  • Critical life writing for social change. Robson, C. & Sumara, D. In S. Steinberg & B. Down (Eds), Sage Handbook of Critical Pedagogies. New York: Sage Press. pp. 1255-1268. (2020)
  • Changing subjects of action research. Sumara,, D. In Klausen, K. & Black, G. (Eds), The Future of Action Research in Education: A Canadian Perspective. McGill-Queens University Press. pp. xi-xvi. (2020)
  • The gradual instant: Forward in Lenters, K. & McDermott, M (Eds) Affect, embodiment and place in critical literacy: Assembling theory and practice . Sumara, D. New York: Routledge. (2019)
  • Normativity. Robson, C. & Sumara, D . In Wearing, J., Ingersoll, M., DeLuca, C., Bolden, B., Ogden, H., and Christou, T. (Eds),  Key concepts in Curriculum: Perspectives on the Fundamentals. New York: Routledge. pp. 282-287. (2019)
  • Scrimmage play: Writing and reading short fiction with incarcerated men. Lockett, M, Luce-Kapler, R., & Sumara, D. In J. Joseph & W. Crichlow (Eds.), Alternative offender rehabilitation and social justice: Arts and physical engagement in criminal justice and community settings. Palgrave Macmillan, New York, NY. pp. 165-180. (2015)

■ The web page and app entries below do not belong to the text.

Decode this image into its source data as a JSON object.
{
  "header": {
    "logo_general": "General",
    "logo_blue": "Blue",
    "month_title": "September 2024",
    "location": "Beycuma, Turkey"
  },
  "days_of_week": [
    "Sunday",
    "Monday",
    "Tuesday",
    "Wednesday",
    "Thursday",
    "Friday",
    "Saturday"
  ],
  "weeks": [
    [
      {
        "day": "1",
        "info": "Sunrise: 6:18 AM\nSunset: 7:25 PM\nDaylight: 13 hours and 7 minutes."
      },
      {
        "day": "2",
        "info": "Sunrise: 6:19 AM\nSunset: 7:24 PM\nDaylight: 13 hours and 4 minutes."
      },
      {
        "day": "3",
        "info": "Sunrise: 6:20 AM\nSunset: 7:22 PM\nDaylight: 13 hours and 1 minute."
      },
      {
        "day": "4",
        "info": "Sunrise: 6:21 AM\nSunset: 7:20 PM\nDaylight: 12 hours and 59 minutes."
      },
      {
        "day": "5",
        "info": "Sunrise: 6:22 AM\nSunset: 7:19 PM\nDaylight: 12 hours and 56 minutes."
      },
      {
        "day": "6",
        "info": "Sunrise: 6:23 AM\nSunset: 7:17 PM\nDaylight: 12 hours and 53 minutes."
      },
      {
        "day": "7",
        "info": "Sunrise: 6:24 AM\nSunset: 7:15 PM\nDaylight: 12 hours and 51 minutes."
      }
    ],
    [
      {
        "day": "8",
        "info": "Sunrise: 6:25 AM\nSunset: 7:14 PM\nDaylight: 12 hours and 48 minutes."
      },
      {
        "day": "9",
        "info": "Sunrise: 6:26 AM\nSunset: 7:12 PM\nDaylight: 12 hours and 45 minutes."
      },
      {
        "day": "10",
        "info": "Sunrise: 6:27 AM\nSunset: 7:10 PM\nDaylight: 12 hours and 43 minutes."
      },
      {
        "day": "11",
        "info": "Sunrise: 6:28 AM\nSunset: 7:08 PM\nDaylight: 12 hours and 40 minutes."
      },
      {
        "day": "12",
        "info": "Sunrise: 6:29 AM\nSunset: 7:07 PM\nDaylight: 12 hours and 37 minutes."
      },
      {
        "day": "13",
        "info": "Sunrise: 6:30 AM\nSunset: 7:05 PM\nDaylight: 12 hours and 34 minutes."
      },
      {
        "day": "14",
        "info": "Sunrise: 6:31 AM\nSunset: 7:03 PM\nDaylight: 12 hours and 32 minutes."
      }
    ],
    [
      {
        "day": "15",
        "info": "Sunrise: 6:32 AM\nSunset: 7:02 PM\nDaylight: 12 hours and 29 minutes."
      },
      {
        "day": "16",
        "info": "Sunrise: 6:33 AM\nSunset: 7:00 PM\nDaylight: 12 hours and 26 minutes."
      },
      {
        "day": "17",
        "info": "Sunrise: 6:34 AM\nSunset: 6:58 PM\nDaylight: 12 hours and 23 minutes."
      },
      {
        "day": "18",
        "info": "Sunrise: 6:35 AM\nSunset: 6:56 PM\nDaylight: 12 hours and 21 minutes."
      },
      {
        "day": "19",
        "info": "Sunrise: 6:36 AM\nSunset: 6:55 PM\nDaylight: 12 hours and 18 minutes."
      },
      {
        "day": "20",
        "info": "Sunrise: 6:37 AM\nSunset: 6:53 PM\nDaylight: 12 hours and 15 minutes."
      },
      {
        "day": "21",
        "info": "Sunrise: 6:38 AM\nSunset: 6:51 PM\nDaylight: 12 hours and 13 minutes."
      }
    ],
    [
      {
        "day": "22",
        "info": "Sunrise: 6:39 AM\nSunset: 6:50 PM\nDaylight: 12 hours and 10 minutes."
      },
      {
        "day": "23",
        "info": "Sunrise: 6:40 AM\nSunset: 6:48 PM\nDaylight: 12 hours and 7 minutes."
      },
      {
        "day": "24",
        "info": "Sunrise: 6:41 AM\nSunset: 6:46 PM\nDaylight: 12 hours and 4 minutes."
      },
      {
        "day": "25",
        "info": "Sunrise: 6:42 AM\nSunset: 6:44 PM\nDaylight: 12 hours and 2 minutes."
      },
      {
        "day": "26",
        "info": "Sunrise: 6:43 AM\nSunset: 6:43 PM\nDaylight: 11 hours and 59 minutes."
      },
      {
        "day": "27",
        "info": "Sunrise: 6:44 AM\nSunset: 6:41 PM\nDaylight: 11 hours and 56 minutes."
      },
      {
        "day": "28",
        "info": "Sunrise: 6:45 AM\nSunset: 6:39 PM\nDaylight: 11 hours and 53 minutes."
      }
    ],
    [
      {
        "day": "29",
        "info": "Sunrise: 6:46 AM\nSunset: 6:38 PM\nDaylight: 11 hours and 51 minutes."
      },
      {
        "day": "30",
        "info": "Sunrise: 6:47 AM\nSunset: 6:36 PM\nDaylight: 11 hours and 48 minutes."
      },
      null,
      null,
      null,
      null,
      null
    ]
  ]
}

  • Engaging Minds: Changing teaching for complex times. Davis, B., Sumara, D., & Luce-Kapler, R. 3nd edition. Routledge. (2015)
  • Why reading literature in school still matters: Imagination, Interpretation, Insight. Sumara, D. Routledge. (2002)
  • Private readings in public: Schooling the literary imagination. Sumara, D. Peter Lang. (1996)
  • Educating consciousness through literary experiences. Sumara, D., Luce-Kapler, R., & Iftody, T. In M. Mason (Ed.) Complexity Theory and the Philosophy of Education. Oxford: Wiley-Blackwell. (2008)
  • Normalizing literary responses in the teacher education classroom. Sumara, D., Davis, B., & Iftody, T. Changing English: Studies in Reading and Culture. 13(1), 55-68. (2006)
  • Why reading literature in school still matters: Imagination, Interpretation, Insight. Sumara, D. Mahwah, NJ: Lawrence Erlbaum Associates. (2002)